I suppose it’s fitting that both my first and last blog posts about Peru have been written on planes. I’m almost through my 24-hour travel extravaganza from my Peruvian home in Cusco to my “real” home in New York, having just taken off from Fort Lauderdale. It’s hard to believe that my time in Peru and in South America is already over, but I’m excited to be heading to New Jersey today to volunteer for a week at Happiness is Camping for Children with Cancer, a camp I worked at last summer.
Overall, my time volunteering at Camino Nuevo was a good mix of challenge, learning and accomplishment. Before starting at the school, I didn’t have extensive experience working with children with special needs, but I’ve gained so much more respect for the teachers and loved ones who give so much care to these children. Whatever happens in the future, I know I’ll use the patience and diligence I gained through this experience to help me with future projects or careers.
During my time at the school, I not only learned about special education techniques for children with autism, but also children with developmental disorders that I wasn’t very familiar with. For over a week, I assisted the teachers in the classroom with the oldest students, most of whom had Down syndrome or Cerebral Palsy. I learned so much about how to engage the children, how instructional techniques vary between children of different abilities, and how to balance keeping the children safe with letting them explore. In addition, I learned so much about safe feeding techniques for children with special needs from one of the other volunteers, Vanessa, who is a speech therapist in Texas. I attended a presentation she gave to the parents and teachers, and through her demonstrations of how hard it is to chew or swallow in certain positions, I learned how important the child’s position and the techniques one uses are in safely feeding a child with special needs.
For the majority of my time at Camino Nuevo, I worked in the intermediate class with boys with autism. While getting to know the five students, I witnessed first-hand how varied the symptoms of autism can be, as there are boys who are quite social but are severely delayed cognitively, while there are also boys who are educationally on grade level but are very delayed socially. Despite the challenges, I’m glad I got to spend so much time in this classroom because I really got to know each of the boys’ habits and strengths at a deeper level.
During my last few days at the school, I was able to work with six of the boys with autism in the preschool and intermediate classrooms to evaluate their play skills. At UNC, I worked with a research project at the School of Medicine on developing play skills in children with autism. While each child with autism is different, many of them are delayed in developing a strong sense of imagination and creativity, which is why it is important to work on their play skills. In my first few days at Camino Nuevo, I noticed that the children were often given puzzles to play with, but were not given the opportunity to play with toys that would help them develop a greater sense of imagination. To help the teachers understand what level each child was at, I evaluated each of them using a method that is similar to what we use for the research project. I was able to give the teachers specific results about what play actions, which vary in level of complexity from exploratory and relational to functional and symbolic, each child completed during the evaluations. With this information, the teachers now know what actions to focus on when playing with the children in order to help them better develop a sense of imagination. In my three weeks at the school, perhaps my favorite moment was walking into the classroom after lunch and seeing that the children weren’t playing with puzzles like they normally did, but were excited to pretend to be doctors with toy stethoscopes and blood pressure cuffs.

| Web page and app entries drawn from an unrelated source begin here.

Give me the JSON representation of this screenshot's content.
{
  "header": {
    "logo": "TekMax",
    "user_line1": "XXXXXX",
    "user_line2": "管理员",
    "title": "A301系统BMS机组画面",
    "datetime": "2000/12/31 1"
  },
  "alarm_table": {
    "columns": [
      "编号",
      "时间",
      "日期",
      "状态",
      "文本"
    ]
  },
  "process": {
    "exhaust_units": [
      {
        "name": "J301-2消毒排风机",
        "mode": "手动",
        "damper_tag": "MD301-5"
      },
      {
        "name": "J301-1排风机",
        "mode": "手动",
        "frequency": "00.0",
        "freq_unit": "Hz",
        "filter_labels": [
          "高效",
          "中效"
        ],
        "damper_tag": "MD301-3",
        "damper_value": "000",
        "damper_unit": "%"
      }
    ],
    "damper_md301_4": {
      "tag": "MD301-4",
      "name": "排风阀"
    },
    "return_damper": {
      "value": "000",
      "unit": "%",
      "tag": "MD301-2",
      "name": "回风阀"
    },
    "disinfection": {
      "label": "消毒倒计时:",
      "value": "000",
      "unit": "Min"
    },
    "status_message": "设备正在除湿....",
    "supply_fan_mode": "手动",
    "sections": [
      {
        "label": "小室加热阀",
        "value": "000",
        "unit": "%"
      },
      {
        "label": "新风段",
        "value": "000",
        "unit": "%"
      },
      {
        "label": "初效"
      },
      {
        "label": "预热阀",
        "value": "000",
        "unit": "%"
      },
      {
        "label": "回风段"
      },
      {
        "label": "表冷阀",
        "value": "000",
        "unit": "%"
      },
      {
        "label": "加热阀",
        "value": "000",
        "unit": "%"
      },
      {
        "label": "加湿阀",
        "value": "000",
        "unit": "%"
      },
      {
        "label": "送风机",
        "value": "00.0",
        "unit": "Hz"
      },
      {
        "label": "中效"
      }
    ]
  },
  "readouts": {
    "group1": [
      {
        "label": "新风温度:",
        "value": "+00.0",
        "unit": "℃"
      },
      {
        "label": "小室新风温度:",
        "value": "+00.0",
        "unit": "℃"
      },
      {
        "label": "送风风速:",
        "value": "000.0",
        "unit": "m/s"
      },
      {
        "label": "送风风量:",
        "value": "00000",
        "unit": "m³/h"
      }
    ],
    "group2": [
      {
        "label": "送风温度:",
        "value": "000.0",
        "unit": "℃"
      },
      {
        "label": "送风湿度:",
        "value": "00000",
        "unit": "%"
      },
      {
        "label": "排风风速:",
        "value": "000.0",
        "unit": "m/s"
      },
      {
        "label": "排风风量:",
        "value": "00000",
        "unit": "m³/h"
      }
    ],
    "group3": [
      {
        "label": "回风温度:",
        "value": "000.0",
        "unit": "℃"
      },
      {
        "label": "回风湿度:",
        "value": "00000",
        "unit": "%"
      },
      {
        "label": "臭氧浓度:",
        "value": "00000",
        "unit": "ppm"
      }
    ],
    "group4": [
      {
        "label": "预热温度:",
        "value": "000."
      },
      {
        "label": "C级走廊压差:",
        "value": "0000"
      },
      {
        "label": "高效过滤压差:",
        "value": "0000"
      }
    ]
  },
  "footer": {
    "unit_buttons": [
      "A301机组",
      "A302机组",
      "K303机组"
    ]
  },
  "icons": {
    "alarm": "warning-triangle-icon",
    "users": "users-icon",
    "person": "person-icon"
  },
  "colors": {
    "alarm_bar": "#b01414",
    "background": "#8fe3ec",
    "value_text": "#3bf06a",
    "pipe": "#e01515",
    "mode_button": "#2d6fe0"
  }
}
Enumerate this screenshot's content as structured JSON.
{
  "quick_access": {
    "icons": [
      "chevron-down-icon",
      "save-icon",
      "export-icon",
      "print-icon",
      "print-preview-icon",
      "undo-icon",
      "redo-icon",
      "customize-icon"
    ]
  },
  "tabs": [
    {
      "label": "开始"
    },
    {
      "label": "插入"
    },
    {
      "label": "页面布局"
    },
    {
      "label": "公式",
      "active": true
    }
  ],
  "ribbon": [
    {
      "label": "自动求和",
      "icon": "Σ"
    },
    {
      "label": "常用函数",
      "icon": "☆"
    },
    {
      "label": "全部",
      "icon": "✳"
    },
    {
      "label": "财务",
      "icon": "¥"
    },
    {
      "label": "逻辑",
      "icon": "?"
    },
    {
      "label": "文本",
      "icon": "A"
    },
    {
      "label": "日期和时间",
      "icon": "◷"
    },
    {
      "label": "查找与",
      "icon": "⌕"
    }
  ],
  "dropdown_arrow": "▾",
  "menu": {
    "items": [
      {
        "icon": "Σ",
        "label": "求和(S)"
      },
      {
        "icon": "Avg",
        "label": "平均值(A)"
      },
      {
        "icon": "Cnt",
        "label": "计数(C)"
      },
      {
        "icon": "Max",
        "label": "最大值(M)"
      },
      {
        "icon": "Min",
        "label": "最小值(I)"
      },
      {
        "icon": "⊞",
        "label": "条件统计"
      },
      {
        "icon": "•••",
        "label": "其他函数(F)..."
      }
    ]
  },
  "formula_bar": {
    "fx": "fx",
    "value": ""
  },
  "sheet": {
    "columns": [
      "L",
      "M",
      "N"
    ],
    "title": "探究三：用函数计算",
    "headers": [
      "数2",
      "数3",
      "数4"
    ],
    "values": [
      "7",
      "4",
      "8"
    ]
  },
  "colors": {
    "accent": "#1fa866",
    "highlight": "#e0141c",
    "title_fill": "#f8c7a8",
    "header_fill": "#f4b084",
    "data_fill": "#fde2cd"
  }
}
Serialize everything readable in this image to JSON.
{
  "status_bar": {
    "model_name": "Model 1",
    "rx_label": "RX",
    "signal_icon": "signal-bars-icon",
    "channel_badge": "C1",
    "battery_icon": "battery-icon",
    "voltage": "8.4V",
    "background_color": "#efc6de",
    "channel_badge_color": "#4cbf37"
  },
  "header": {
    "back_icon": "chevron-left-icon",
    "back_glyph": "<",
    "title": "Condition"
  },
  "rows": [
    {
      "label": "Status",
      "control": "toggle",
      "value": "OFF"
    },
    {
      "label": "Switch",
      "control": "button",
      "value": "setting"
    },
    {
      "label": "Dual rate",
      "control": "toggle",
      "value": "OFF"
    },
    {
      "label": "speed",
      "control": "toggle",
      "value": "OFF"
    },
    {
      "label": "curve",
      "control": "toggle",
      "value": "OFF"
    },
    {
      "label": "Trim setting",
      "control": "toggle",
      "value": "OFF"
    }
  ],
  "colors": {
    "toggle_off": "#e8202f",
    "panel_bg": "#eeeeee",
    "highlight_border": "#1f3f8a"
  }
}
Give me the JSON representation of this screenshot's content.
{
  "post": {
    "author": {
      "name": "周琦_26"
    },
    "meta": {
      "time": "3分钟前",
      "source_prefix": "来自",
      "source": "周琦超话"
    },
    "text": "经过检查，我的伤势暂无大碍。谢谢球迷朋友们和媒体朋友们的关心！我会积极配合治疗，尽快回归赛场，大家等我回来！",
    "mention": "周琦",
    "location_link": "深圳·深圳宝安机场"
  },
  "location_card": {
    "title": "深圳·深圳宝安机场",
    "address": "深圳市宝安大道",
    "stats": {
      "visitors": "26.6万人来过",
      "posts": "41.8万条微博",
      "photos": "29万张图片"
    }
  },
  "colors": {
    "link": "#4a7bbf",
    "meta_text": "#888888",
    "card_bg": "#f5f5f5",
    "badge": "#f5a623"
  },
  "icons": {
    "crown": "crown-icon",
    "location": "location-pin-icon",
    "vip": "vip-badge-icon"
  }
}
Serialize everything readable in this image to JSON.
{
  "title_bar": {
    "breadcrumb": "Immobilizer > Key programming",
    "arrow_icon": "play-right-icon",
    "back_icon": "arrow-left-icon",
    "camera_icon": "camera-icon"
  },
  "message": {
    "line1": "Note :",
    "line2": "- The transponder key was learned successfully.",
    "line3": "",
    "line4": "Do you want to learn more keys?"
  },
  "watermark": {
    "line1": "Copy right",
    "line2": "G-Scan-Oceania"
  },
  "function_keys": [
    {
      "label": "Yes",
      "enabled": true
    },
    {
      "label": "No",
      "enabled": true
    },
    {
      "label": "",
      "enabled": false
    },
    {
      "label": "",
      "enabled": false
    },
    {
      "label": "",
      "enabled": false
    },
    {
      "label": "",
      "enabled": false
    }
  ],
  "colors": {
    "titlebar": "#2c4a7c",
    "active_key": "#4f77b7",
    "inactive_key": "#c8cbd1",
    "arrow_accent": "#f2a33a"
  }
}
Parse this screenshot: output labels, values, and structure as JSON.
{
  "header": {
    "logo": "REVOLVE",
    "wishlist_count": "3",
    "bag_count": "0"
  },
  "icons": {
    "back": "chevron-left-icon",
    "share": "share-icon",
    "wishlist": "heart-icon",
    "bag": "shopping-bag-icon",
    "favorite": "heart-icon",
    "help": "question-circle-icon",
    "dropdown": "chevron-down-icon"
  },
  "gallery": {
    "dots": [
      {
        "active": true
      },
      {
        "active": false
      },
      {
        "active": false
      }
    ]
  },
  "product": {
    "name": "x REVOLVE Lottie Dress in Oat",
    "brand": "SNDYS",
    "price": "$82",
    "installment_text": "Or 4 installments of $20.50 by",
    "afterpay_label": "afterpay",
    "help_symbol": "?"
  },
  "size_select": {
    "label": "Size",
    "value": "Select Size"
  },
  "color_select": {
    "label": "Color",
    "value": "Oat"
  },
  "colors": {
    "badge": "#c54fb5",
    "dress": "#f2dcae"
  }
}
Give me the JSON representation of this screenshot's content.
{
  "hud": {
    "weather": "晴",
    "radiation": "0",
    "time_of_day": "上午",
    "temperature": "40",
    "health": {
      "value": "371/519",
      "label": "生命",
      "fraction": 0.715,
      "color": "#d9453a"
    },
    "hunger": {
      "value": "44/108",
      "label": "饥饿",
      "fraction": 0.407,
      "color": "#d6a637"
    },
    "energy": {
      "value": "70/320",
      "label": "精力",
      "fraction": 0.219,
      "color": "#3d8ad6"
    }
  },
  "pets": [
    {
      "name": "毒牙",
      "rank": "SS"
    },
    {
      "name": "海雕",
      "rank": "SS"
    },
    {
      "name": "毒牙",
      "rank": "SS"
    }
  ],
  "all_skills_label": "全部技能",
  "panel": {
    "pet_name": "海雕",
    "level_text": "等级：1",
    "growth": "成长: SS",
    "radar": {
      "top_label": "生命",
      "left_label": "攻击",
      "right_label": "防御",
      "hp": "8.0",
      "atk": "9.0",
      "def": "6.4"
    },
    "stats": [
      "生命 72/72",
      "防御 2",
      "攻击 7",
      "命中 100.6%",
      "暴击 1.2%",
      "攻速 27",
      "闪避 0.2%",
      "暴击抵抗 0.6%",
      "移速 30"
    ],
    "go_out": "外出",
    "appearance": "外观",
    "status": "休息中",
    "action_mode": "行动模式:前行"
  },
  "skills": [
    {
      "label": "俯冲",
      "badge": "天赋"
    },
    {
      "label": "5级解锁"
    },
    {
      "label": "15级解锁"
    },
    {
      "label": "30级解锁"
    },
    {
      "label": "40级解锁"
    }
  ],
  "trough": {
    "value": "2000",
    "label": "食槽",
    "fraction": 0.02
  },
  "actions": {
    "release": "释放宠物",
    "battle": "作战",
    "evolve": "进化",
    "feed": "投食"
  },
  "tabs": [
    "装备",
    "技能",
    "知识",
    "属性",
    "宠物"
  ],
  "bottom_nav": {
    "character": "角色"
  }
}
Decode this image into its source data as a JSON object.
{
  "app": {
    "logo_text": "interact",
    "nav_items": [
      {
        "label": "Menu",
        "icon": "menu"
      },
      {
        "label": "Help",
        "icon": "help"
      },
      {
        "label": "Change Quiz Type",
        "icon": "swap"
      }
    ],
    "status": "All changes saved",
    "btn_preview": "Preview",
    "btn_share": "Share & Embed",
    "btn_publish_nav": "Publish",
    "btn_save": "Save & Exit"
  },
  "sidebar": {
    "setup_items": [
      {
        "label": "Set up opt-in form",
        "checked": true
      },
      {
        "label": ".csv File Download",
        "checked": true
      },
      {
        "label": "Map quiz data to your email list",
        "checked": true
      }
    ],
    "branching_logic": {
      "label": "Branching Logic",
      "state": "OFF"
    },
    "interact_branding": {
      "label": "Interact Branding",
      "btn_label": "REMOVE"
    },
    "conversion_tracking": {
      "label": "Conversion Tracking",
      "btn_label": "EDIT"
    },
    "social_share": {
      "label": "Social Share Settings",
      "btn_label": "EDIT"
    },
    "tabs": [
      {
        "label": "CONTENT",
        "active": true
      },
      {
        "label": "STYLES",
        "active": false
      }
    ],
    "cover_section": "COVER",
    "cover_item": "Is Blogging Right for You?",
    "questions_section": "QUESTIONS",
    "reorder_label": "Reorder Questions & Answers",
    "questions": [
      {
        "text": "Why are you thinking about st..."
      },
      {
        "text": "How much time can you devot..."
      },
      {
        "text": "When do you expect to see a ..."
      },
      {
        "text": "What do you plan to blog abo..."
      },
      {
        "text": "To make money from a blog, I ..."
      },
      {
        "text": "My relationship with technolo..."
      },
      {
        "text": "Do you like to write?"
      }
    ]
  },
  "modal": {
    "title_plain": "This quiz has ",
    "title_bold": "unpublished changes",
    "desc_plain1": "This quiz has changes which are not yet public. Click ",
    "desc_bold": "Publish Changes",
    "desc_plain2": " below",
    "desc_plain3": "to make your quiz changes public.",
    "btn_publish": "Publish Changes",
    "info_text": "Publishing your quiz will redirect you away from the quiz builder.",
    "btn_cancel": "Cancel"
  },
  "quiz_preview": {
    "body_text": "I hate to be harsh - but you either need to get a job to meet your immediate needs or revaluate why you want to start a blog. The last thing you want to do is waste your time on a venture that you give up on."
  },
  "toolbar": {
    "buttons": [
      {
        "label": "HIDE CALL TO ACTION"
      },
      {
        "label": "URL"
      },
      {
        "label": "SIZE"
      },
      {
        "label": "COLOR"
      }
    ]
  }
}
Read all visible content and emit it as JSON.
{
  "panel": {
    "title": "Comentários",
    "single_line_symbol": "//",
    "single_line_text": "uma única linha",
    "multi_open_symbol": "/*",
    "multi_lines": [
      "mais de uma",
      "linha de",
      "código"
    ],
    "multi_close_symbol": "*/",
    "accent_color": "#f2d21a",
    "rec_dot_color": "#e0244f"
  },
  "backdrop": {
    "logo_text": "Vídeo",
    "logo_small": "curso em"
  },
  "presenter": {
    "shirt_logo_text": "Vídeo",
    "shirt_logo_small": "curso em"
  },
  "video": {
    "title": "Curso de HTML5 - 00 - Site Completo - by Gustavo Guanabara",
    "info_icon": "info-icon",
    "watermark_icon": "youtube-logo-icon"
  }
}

It was hard to say goodbye to all the teachers at the school, who told us how appreciative they were of all of our help and resources, but it was even harder to say goodbye to my Peruvian host family. In just three weeks, I felt like I really became part of their family because of how open and welcoming they are. I’ll definitely miss being called Sarita all the time, but I hope I’ll be able to return to Peru someday to visit them.
Well, I just dropped my water bottle and got my first strange look when I said “gracias” to the nice man instead of “thank you.” Here’s to slowly integrating back into the English language and life in the US (tax isn’t included in prices here?)